No. 38 – Michael Ray, “Holy Water” (written by Ashley Gorley, Ben Johnson, Hunter Phelps, and Michael Hardy)
Look, I’ll freely admit that I’ve rarely had patience for Michael Ray’s material, even if I didn’t mind his neotraditional pivot with “Whiskey and Rain.” But I had heard some surprisingly positive buzz for this song from colleagues I wouldn’t expect to offer it, and now that I’m hearing it … well, this is certainly oddly fascinating, but in a surprisingly good way! I’ll state my criticisms up front, though: Ray has a naturally warm tone that’s easy to like, but I’ve never gotten much out of him as a performer in the way of charisma or nuance, and the sharper vocal production during the chorus can be really jarring – there’s a difference between conjuring swagger and feeling really overblown. But in a way, I get it, because this is his way of leaning more heavily into a darker slice of almost southern-Gothic-tinged country, with a spiky fiddle line and plucky acoustics (as well as snap percussion that doesn’t need to be here and somewhat detracts from the appreciated muscle this song otherwise carries) that reminds me somewhat of Blake Shelton’s “God’s Country” (hey, when HARDY is good, I’ll give it to him); it’s certainly one of the last pivots I expected from him.
Granted, given Ray’s track record of recording lyrical duds, I also didn’t expect to hear a story song about a crooked, moonshine-dealing preacher who basically uses his church as a front and eventually has the deacons in on the deal as well. Honestly, I really respect the choice to go there with a sacred theme for this genre and frame it as a pretty straightforward story song to release to radio. I would have maybe preferred a tighter ending with actual consequences involved, but this is surprisingly good even without it.
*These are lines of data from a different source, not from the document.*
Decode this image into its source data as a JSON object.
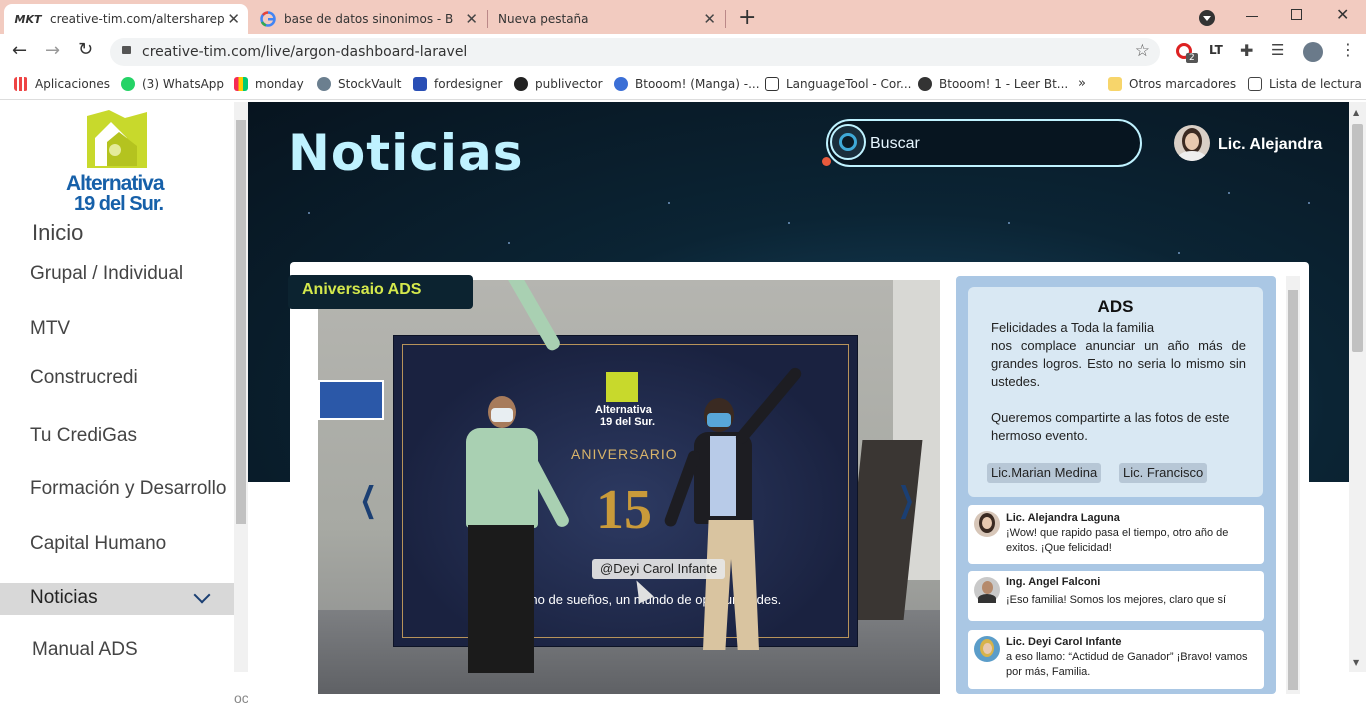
{
  "browser": {
    "tabs": [
      {
        "title": "creative-tim.com/altersharepoint",
        "favicon": "mkt-logo"
      },
      {
        "title": "base de datos sinonimos - Busca",
        "favicon": "google-g"
      },
      {
        "title": "Nueva pestaña",
        "favicon": ""
      }
    ],
    "url": "creative-tim.com/live/argon-dashboard-laravel",
    "bookmarks": [
      "Aplicaciones",
      "(3) WhatsApp",
      "monday",
      "StockVault",
      "fordesigner",
      "publivector",
      "Btooom! (Manga) -...",
      "LanguageTool - Cor...",
      "Btooom! 1 - Leer Bt...",
      "Otros marcadores",
      "Lista de lectura"
    ],
    "extension_badge": "2"
  },
  "sidebar": {
    "logo_line1": "Alternativa",
    "logo_line2": "19 del Sur.",
    "items": [
      "Inicio",
      "Grupal / Individual",
      "MTV",
      "Construcredi",
      "Tu CrediGas",
      "Formación y Desarrollo",
      "Capital Humano",
      "Noticias",
      "Manual ADS"
    ],
    "active": "Noticias",
    "footer_fragment": "ocumenta"
  },
  "header": {
    "title": "Noticias",
    "search_placeholder": "Buscar",
    "user": "Lic. Alejandra"
  },
  "post": {
    "badge": "Aniversaio ADS",
    "photo_tag": "@Deyi Carol Infante",
    "banner": {
      "logo_line1": "Alternativa",
      "logo_line2": "19 del Sur.",
      "heading": "ANIVERSARIO",
      "number": "15",
      "tagline": "Un camino de sueños, un mundo de oportunidades."
    },
    "title": "ADS",
    "body_1": "Felicidades a Toda la familia",
    "body_2": "nos complace anunciar un año más de grandes logros. Esto no seria lo mismo sin ustedes.",
    "body_3": "Queremos compartirte a las fotos de este hermoso evento.",
    "tags": [
      "Lic.Marian Medina",
      "Lic. Francisco"
    ]
  },
  "comments": [
    {
      "author": "Lic. Alejandra Laguna",
      "text": "¡Wow! que rapido pasa el tiempo, otro año de exitos. ¡Que felicidad!"
    },
    {
      "author": "Ing. Angel Falconi",
      "text": "¡Eso familia! Somos los mejores, claro que sí"
    },
    {
      "author": "Lic. Deyi Carol Infante",
      "text": "a eso llamo: “Actidud de Ganador” ¡Bravo! vamos por más, Familia."
    }
  ],
  "colors": {
    "accent_cyan": "#bff2ff",
    "brand_green": "#c8d92c",
    "brand_blue": "#1660a9",
    "panel_blue": "#aac7e4",
    "tab_strip": "#f2cbc0"
  }
}
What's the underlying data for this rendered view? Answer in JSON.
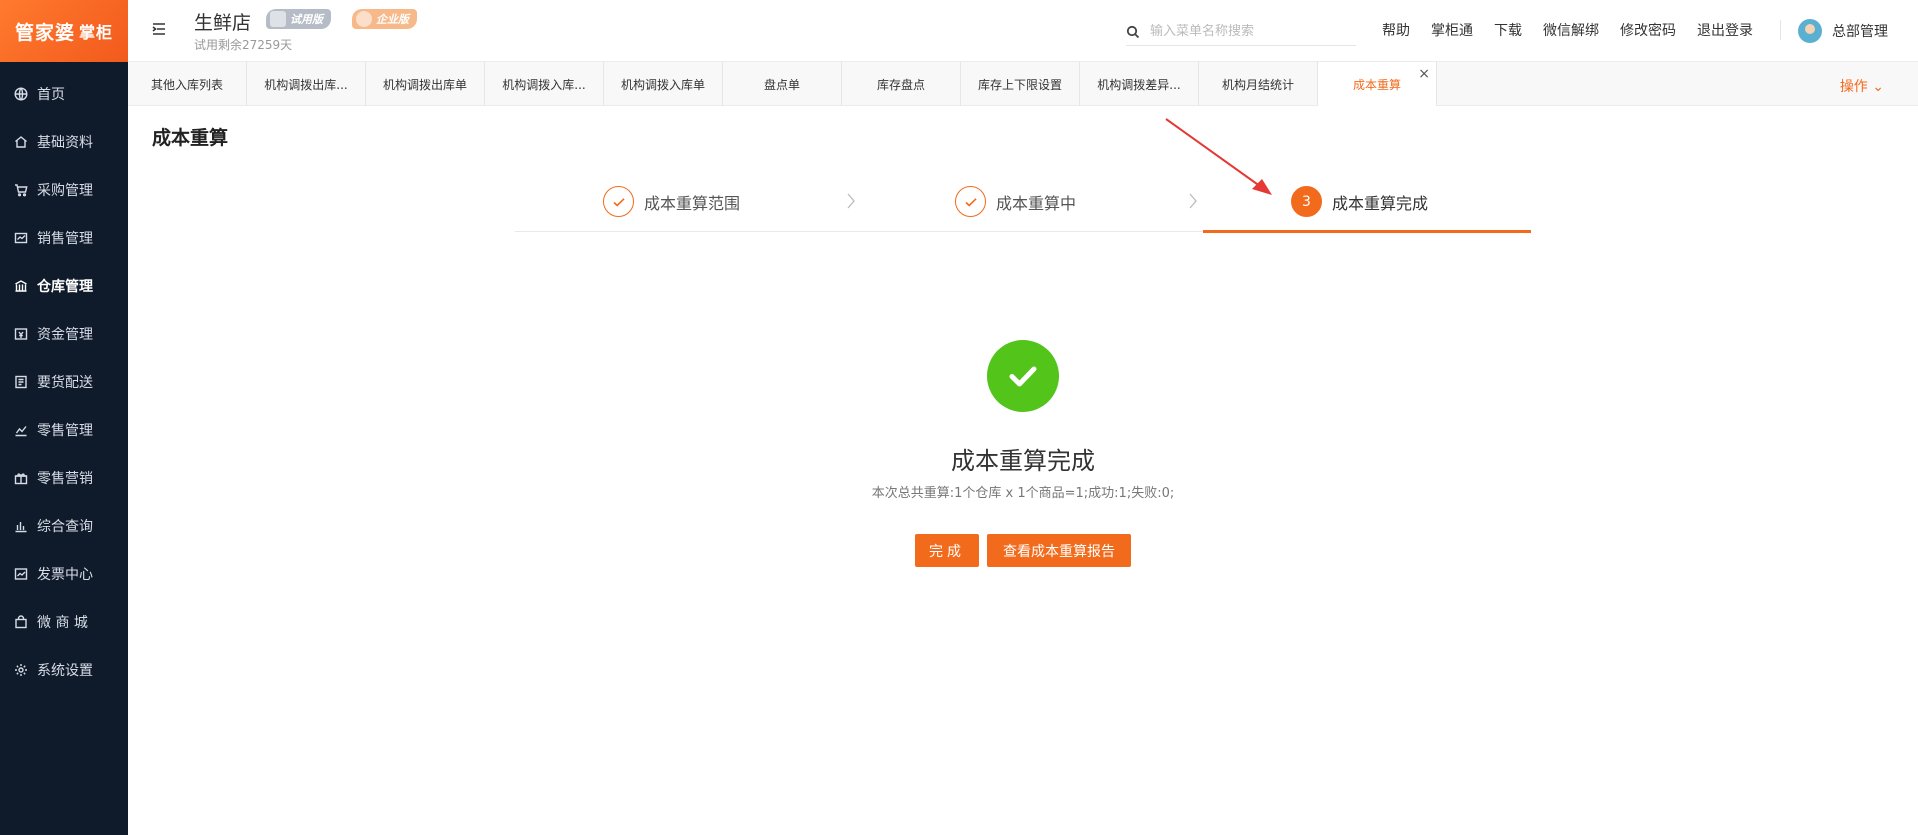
{
  "sidebar": {
    "logo": "管家婆",
    "logo_sub": "掌柜",
    "items": [
      {
        "label": "首页",
        "icon": "globe-icon"
      },
      {
        "label": "基础资料",
        "icon": "home-icon"
      },
      {
        "label": "采购管理",
        "icon": "cart-icon"
      },
      {
        "label": "销售管理",
        "icon": "sales-icon"
      },
      {
        "label": "仓库管理",
        "icon": "warehouse-icon"
      },
      {
        "label": "资金管理",
        "icon": "money-icon"
      },
      {
        "label": "要货配送",
        "icon": "delivery-icon"
      },
      {
        "label": "零售管理",
        "icon": "chart-icon"
      },
      {
        "label": "零售营销",
        "icon": "gift-icon"
      },
      {
        "label": "综合查询",
        "icon": "bar-chart-icon"
      },
      {
        "label": "发票中心",
        "icon": "invoice-icon"
      },
      {
        "label": "微 商 城",
        "icon": "shop-icon"
      },
      {
        "label": "系统设置",
        "icon": "gear-icon"
      }
    ]
  },
  "header": {
    "store_name": "生鲜店",
    "trial_info": "试用剩余27259天",
    "badge_trial": "试用版",
    "badge_enterprise": "企业版",
    "search_placeholder": "输入菜单名称搜索",
    "links": [
      "帮助",
      "掌柜通",
      "下载",
      "微信解绑",
      "修改密码",
      "退出登录"
    ],
    "user_name": "总部管理"
  },
  "tabs": [
    "其他入库列表",
    "机构调拨出库...",
    "机构调拨出库单",
    "机构调拨入库...",
    "机构调拨入库单",
    "盘点单",
    "库存盘点",
    "库存上下限设置",
    "机构调拨差异...",
    "机构月结统计",
    "成本重算"
  ],
  "tab_close": "×",
  "ops_label": "操作 ⌄",
  "page_title": "成本重算",
  "steps": [
    {
      "label": "成本重算范围",
      "status": "done"
    },
    {
      "label": "成本重算中",
      "status": "done"
    },
    {
      "label": "成本重算完成",
      "status": "current",
      "number": "3"
    }
  ],
  "result": {
    "title": "成本重算完成",
    "description": "本次总共重算:1个仓库 x 1个商品=1;成功:1;失败:0;",
    "done_button": "完成",
    "report_button": "查看成本重算报告"
  },
  "colors": {
    "accent": "#f26b1d",
    "sidebar_bg": "#0f1b2b",
    "success": "#52c41a",
    "annotation_arrow": "#e53935"
  }
}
No. 39 – Joe Nichols, “Good Day For Living” (written by Bobby Hamrick, Dave Cohen, and Neil Mason)
You know, despite me being lukewarm on that last Joe Nichols album, this really makes me happy to see – his first top 40 hit in seven years. And I’m glad it’s with this single, because while it is pretty pleasant radio filler on paper and the production is just a tad more polished than I’d otherwise prefer (even if a generally breezy tone does shine through), it’s really likable all the way through. It helps that Nichols has always had a natural rollick to his delivery and is a terrific performer to boot, with a ton of charisma to his credit that helps to sell this song’s cheery sentiment. It also helps that he comes across as the more mature, good-natured family man here who can sell some of the song’s cornier details of enjoying life with an easy charm. A world-beater? No. But I do hope it turns into a comeback hit for him.
And now, this week’s throwback review:
(No official audio, not that we need it)
Garth Brooks, “Friends in Low Places” (written by Dewayne Blackwell and Earl Bud Lee)
… I mean, come on, it’s “Friends in Low Places.” Mark Chesnutt may have also recorded it, but it’s Garth Brooks’ wide-eyed, shit-eating grin and charisma that turned it into an anthem, the hit that defined its decade, and the song that anyone will inevitably sing along to whenever it comes on – country fan or not, even more than 30 years after its release. I think that’s the key to it, because while it is, on paper, a familiar tale of the out-of-place country dweller in a more urban setting – a theme that can be particularly grating at its worst, which is typically when it’s framed as a defensive “us versus them” narrative – it’s Brooks that turns this into an anthem for everyone. He’s down but not out, and he’s going to have a blast ruining an ex-partner’s black tie affair in a very tongue-in-cheek manner, where he’s in on the joke and isn’t really causing any harm … hell, with a huge hook like that, I’m sure the party guests are the ones coming together to sing this with him by the end. So yeah, it’s definitely an iconic hit where the appeal is obvious, but it’s also worth noting the deeper appeal. Boom.